Data items
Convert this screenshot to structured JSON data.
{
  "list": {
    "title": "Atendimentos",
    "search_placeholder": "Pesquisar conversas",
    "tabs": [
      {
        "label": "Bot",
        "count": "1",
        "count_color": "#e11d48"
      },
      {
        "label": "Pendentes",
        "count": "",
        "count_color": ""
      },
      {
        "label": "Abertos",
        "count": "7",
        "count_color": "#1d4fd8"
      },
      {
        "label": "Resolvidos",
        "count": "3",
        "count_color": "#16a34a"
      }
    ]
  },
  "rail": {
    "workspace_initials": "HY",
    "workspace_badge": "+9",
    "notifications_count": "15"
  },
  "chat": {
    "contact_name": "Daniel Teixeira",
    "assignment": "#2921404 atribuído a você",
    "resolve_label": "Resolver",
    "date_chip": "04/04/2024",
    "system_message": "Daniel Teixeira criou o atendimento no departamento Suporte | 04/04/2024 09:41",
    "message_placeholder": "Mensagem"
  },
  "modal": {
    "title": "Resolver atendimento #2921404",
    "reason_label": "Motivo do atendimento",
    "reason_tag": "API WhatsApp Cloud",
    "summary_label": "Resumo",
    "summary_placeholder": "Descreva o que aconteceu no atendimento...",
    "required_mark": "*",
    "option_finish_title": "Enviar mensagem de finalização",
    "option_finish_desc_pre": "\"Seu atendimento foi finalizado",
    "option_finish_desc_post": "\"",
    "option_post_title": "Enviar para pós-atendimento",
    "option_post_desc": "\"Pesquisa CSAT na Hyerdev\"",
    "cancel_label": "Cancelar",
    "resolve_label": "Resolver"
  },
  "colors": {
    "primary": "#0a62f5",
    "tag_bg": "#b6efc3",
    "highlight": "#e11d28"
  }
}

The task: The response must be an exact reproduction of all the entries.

Output for this exercise:
Convert this screenshot to structured JSON data.
{
  "list": {
    "title": "Atendimentos",
    "search_placeholder": "Pesquisar conversas",
    "tabs": [
      {
        "label": "Bot",
        "count": "1",
        "count_color": "#e11d48"
      },
      {
        "label": "Pendentes",
        "count": "",
        "count_color": ""
      },
      {
        "label": "Abertos",
        "count": "7",
        "count_color": "#1d4fd8"
      },
      {
        "label": "Resolvidos",
        "count": "3",
        "count_color": "#16a34a"
      }
    ]
  },
  "rail": {
    "workspace_initials": "HY",
    "workspace_badge": "+9",
    "notifications_count": "15"
  },
  "chat": {
    "contact_name": "Daniel Teixeira",
    "assignment": "#2921404 atribuído a você",
    "resolve_label": "Resolver",
    "date_chip": "04/04/2024",
    "system_message": "Daniel Teixeira criou o atendimento no departamento Suporte | 04/04/2024 09:41",
    "message_placeholder": "Mensagem"
  },
  "modal": {
    "title": "Resolver atendimento #2921404",
    "reason_label": "Motivo do atendimento",
    "reason_tag": "API WhatsApp Cloud",
    "summary_label": "Resumo",
    "summary_placeholder": "Descreva o que aconteceu no atendimento...",
    "required_mark": "*",
    "option_finish_title": "Enviar mensagem de finalização",
    "option_finish_desc_pre": "\"Seu atendimento foi finalizado",
    "option_finish_desc_post": "\"",
    "option_post_title": "Enviar para pós-atendimento",
    "option_post_desc": "\"Pesquisa CSAT na Hyerdev\"",
    "cancel_label": "Cancelar",
    "resolve_label": "Resolver"
  },
  "colors": {
    "primary": "#0a62f5",
    "tag_bg": "#b6efc3",
    "highlight": "#e11d28"
  }
}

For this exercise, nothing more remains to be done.